Wisconsin-based Trek was bracing for its company to implode in the pandemic — up until the opposite took place. Now, it‘s racing to maintain.
Back in early March, as Europe moved into lockdown, with the United States not far behind, John Burke, the CEO of Trek Bike Corp., called an emergency situation conference. As he typically does when dealing with a crisis, he informed his management group he required 3 circumstances: Finest case, worst case, and most likely result. Quickly, the large white boards in Burke’s workplace was a scrawl of figures, bullet points, and backup strategies.
The state of mind was calm, matter-of-fact, however even the rosiest circumstances were extremely grim. The very best Trek might wish for, Burke was informed, was that sales would fall 50% in April, 20% in Might, and stay flat through the remainder of the year. The worst case? An 80% plunge in April followed by a 40% drop in Might, with company toppling an extra 10% to 20% through completion of the year. For Trek, it would be business equivalent of enjoying a $9,000 Leading Fuel XC mountain racer skyrocket directly off a cliff — all that would stay would be to get the pieces.
To Burke, this appeared abstruse. Trek was still riding the high of a record year in 2019, with sales driven by the strong economy, growing issue about environment modification, and cities ending up being more bike friendly. Trek itself appeared indomitable. Established by Burke’s dad in 1976, the business was now a market leviathan, the second-largest bike maker on the planet, with sales apparently surpassing $1 billion and some 3,000 staff members — about 1,000 of them in the business’s Waterloo, Wisconsin head office.
Much of the credit for that development went to Burke, a rangy, 57-year-old redhead who had actually established a credibility as a requiring and definitive leader considering that taking the check 1997. Opinionated and a little bit swaggering, he is the author of 3 books, most just recently Presidential Playbook 2020: 16 Non-Partisan Solutions to Conserve America, which provides repairs for whatever from the tax code and production policy to project financing and environment modification.
However with infection worries installing, and states and cities closing down their economies in reaction, Burke felt he had no choice however to hunch down. He sent his staff members house and turned his workplace into a war space. Each early morning, he would get up, clear his head with a 20-mile roadway flight through Waterloo’s picturesque, rolling farmland, then pull into his deserted, 237,000-square-foot head office. “The parking area was empty; it was dark; there was no one there,” he states. “I’ve worked here 36 years — it was strange.”

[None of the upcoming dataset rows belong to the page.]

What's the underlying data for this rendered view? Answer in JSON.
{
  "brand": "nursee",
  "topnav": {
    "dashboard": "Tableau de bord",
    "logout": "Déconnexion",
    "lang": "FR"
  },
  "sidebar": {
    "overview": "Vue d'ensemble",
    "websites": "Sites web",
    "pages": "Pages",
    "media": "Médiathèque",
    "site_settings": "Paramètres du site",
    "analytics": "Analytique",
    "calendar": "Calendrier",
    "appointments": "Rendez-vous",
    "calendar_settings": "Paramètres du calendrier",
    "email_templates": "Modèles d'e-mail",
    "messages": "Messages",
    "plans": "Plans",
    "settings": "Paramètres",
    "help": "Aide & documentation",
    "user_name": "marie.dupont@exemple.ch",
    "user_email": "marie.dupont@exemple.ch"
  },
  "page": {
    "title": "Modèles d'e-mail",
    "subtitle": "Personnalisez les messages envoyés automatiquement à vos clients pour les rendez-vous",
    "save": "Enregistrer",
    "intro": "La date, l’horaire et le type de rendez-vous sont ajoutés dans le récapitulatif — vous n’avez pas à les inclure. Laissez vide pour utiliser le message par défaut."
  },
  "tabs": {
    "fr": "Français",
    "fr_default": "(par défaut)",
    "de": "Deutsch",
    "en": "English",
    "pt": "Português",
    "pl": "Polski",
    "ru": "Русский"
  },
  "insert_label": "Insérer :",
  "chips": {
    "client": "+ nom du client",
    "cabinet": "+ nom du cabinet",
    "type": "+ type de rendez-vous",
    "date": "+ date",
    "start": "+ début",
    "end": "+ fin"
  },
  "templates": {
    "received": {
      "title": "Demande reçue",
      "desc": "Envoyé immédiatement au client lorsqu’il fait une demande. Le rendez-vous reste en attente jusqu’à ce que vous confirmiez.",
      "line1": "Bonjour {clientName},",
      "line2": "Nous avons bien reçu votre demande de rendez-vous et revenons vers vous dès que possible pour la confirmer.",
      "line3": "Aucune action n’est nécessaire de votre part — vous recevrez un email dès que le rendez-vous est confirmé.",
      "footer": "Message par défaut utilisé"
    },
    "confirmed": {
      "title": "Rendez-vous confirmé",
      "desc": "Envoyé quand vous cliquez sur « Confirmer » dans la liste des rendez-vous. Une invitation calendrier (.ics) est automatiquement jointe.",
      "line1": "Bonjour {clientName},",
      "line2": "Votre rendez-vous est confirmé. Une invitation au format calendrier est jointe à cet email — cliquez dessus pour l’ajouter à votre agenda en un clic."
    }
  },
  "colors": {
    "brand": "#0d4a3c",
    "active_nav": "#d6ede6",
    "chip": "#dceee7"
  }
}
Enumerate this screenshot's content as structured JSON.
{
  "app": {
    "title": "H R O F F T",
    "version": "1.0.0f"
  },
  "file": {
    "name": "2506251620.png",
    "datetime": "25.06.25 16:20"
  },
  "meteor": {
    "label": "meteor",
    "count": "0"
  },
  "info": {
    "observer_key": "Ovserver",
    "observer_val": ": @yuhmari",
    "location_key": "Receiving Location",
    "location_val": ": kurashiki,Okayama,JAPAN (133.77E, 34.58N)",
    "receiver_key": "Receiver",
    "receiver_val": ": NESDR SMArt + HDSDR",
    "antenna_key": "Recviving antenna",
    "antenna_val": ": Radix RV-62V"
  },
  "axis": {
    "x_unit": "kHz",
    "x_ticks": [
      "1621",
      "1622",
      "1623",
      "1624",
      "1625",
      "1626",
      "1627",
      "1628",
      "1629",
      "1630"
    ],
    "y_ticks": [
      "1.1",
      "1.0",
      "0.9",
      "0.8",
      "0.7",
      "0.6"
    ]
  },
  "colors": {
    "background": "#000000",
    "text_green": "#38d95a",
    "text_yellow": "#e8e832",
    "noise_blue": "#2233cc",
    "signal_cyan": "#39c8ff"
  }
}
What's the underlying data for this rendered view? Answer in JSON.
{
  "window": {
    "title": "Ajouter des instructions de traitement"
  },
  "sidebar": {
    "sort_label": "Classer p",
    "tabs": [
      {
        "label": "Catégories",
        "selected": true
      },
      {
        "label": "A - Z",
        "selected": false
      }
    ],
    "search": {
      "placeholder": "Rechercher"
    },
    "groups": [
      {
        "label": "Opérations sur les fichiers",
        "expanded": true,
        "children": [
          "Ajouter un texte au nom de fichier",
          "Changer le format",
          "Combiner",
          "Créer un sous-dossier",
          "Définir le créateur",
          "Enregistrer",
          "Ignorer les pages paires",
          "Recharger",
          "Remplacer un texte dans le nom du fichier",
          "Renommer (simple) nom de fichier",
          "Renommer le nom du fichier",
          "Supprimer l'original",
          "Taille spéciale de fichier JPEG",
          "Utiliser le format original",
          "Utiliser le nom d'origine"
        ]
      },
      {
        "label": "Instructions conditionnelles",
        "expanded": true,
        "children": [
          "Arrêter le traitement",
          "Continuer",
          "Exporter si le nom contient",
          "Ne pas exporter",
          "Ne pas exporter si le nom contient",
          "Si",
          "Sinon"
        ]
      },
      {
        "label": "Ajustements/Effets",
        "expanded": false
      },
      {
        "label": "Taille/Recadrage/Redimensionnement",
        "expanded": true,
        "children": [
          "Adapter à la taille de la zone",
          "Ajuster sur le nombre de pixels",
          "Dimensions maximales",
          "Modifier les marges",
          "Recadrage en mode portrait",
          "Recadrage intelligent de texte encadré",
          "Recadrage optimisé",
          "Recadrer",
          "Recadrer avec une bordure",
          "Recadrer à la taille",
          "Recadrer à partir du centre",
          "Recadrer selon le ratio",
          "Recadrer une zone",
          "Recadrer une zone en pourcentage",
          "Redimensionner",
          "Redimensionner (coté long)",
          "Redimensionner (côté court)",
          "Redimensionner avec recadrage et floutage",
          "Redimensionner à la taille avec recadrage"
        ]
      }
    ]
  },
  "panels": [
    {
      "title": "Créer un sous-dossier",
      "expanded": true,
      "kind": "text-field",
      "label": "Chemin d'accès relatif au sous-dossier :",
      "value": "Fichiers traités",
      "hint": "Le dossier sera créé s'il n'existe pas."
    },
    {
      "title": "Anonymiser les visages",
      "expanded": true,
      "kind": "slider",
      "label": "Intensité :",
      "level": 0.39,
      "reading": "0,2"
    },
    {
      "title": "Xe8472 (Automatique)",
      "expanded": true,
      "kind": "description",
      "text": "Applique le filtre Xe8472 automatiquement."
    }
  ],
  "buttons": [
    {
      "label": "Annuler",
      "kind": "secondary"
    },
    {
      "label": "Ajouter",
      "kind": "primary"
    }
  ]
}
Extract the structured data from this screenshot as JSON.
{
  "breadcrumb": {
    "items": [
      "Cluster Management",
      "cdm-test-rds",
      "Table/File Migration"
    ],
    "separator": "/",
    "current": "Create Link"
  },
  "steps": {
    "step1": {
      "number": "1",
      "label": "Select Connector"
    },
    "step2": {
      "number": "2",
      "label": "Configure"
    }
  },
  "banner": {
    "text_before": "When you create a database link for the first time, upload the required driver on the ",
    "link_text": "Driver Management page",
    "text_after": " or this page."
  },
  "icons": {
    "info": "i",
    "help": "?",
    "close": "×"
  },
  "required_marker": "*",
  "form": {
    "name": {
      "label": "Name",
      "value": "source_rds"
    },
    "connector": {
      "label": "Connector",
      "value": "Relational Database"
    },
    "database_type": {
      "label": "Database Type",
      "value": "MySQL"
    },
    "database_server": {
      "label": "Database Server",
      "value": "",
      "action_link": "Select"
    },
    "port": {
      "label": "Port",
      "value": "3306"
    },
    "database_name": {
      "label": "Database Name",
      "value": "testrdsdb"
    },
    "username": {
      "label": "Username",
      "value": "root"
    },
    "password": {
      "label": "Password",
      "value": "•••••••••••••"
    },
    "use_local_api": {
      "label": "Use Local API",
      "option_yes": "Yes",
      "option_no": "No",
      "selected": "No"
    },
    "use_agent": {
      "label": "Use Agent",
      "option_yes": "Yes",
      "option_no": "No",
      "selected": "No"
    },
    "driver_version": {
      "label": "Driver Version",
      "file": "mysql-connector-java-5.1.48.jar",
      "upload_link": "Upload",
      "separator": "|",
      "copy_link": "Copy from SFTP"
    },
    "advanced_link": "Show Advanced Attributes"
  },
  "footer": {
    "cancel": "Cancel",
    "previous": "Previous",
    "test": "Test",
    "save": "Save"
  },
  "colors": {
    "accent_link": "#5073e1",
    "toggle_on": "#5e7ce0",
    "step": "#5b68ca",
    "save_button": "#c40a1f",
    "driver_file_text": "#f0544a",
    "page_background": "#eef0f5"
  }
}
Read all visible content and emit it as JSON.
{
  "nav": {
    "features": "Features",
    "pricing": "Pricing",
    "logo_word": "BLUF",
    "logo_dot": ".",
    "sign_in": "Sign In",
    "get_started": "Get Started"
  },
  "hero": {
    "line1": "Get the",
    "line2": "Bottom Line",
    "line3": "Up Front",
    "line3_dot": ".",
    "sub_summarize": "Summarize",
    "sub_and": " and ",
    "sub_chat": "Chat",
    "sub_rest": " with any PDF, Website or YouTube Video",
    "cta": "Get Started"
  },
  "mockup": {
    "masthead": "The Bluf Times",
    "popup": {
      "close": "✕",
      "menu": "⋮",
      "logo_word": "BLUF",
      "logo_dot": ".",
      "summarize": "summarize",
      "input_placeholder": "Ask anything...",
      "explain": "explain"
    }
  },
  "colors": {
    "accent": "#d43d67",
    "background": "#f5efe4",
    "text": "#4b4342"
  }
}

He’d examine the day’s reports, which were nearly consistently bad. As March ended up being April, projections were continuously modified downward, with brand-new monetary strategies prepared and budget plans tightened up appropriately. In his years at Trek, Burke had actually experienced absolutely nothing like it. “We truly thought we were heading into a substantial storm,” he states.
If Burke’s gut showed incorrect, if those information points ended up being blips, the business might be entrusted storage facilities filled with unsold bikes in the middle of the worst economic crisis in years.
And after that something unanticipated took place: On April 12, the numbers took a remarkable turn. According to that day’s report, sales were ticking up — throughout the board, and nearly all over. Each brand-new report, with information from Trek’s 5,000 sellers in Europe, Asia, and the United States, brought more favorable “information points,” as Burke calls them. Over the next 2 weeks, need for “entry-level” bikes (the ones that choose less than $1,000) doubled. As those inexpensive designs started to offer out, every classification of Trek bikes — from simple kids’ trips to smooth roadway racers to innovative e-bikes — did the same. By the end of April, Burke began believing to himself, “We’re going to require a lot more bikes.”
However moving equipments was not a simple call to make. If those information points ended up being blips, the business might be entrusted storage facilities filled with unsold bikes in the middle of the worst economic crisis in years. However Burke eventually felt he had no option.
“It resembled there was this truly huge button, and it stated ‘International Bike Boom,’” Burke states. “And somebody pressed it.”